=== DATA SECTION ===

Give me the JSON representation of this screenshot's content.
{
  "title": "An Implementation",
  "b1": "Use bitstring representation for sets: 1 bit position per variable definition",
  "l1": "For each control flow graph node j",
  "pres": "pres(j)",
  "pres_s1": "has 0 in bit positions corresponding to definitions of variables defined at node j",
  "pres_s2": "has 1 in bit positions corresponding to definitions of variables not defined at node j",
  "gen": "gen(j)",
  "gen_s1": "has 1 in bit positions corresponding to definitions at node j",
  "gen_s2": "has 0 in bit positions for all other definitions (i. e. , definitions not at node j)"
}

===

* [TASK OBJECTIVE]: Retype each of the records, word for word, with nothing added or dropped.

* [ANSWER BELOW]:
Give me the JSON representation of this screenshot's content.
{
  "title": "An Implementation",
  "b1": "Use bitstring representation for sets: 1 bit position per variable definition",
  "l1": "For each control flow graph node j",
  "pres": "pres(j)",
  "pres_s1": "has 0 in bit positions corresponding to definitions of variables defined at node j",
  "pres_s2": "has 1 in bit positions corresponding to definitions of variables not defined at node j",
  "gen": "gen(j)",
  "gen_s1": "has 1 in bit positions corresponding to definitions at node j",
  "gen_s2": "has 0 in bit positions for all other definitions (i. e. , definitions not at node j)"
}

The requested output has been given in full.